As an exploration of Post Traumatic Stress Disorder in the military, Dito Montiel’s Man Down is a muddled story that’s pretty challenging to sit through. Though on paper there’s plenty of potential depth in this particular effect of war – and a solid cast at its disposable – the film descends into military-movie clichés, while not really keeping up with its complex set-up.
The movie to take place over four separate time periods and opens with U.S Marine Gabriel Drummer (LeBeouf) and his military buddy, Devin Roberts (Courtney), making their way through a vast and seemingly wasted American landscape which appears to have been destroyed by a chemical attack. On the look-out for survivors, the pair is hoping to find Drummer’s son, Jonathan (Shotwell), whom he believes has been kidnapped.

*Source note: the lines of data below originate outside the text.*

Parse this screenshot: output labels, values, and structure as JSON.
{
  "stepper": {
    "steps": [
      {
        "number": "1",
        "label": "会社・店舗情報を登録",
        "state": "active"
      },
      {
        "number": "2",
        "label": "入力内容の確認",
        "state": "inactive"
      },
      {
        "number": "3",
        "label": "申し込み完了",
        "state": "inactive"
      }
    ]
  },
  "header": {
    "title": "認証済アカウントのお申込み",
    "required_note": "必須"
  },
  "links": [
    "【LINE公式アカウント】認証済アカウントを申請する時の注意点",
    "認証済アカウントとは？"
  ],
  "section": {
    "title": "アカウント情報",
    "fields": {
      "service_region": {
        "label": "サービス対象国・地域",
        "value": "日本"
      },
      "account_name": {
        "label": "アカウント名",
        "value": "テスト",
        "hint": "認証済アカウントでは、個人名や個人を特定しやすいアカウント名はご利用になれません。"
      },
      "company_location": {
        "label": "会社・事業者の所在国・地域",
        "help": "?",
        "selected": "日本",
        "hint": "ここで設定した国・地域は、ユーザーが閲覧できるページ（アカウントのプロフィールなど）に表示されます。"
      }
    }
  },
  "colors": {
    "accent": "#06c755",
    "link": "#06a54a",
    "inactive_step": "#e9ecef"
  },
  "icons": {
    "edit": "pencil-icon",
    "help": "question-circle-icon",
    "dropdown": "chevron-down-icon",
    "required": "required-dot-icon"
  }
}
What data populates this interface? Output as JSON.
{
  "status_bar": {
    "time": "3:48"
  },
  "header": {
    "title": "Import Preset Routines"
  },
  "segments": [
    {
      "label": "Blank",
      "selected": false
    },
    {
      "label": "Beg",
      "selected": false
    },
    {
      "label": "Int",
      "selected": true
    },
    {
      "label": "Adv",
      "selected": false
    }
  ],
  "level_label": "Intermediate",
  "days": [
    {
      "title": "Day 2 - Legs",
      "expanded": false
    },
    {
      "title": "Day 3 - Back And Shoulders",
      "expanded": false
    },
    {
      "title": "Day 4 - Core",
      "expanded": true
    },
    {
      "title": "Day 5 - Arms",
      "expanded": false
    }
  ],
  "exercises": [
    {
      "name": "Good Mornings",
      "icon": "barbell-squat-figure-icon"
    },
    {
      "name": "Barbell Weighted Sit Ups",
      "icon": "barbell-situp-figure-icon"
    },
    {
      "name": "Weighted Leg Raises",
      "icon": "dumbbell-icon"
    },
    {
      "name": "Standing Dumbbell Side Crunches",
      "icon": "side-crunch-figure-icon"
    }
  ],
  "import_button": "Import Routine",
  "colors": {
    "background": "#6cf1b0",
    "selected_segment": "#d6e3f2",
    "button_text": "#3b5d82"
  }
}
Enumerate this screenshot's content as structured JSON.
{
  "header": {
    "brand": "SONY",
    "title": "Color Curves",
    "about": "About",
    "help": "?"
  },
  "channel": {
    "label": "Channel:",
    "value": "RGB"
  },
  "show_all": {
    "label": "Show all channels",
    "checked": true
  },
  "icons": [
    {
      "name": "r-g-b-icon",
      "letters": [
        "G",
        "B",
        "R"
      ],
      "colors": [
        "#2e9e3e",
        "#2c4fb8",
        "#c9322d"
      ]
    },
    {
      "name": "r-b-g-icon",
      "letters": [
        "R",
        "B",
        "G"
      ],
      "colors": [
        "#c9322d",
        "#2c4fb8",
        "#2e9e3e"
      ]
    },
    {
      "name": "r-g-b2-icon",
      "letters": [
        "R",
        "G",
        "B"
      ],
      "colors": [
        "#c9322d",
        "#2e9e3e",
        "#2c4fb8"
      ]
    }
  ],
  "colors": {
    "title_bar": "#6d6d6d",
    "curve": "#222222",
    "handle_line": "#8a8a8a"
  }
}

Before the audience gets a chance to find out what is really going in, the story flashes back to another time period where a seemingly distraught Drummer is being interviewed by Counselor Peyton (Oldman) about an ‘incident’ that occurred on the battlefield in Afghanistan. Moving on to yet to another period, we also get to see the story of Drummer and Roberts during their Marine Corps training at Camp Lejeune before, eventually, cutting to the story of Drummer’s life at home with wife, Natalie (Mara) and their son.
Taking on several narrative threads without really knowing where to take them, let alone how to put them back together, is one of Man Down’s major issues. Used to give some kind of visual interpretation of PTSD, the movie’s choppy editing is ineffective and comes across as a messy, superficial tool.
Clocking in at precisely ninety minutes, Man Down is a relatively short film but, thanks to the overworked script and slow pace, it takes forever for any of the stories to build into something bigger.
Working its way through a series of military clichés, the story works best when it is focused on digging into Drummer’s fractured mind, with the conversation between him and his counsellor – played by the seemingly wasted talent of one Gary Oldman – serving to be one of the movie’s best elements. LeBeouf is convincing as a troubled soldier desperately trying not to sink deeper into madness and his commitment to the role is commendable, making it all that more frustrating to see that the script itself is so lacking.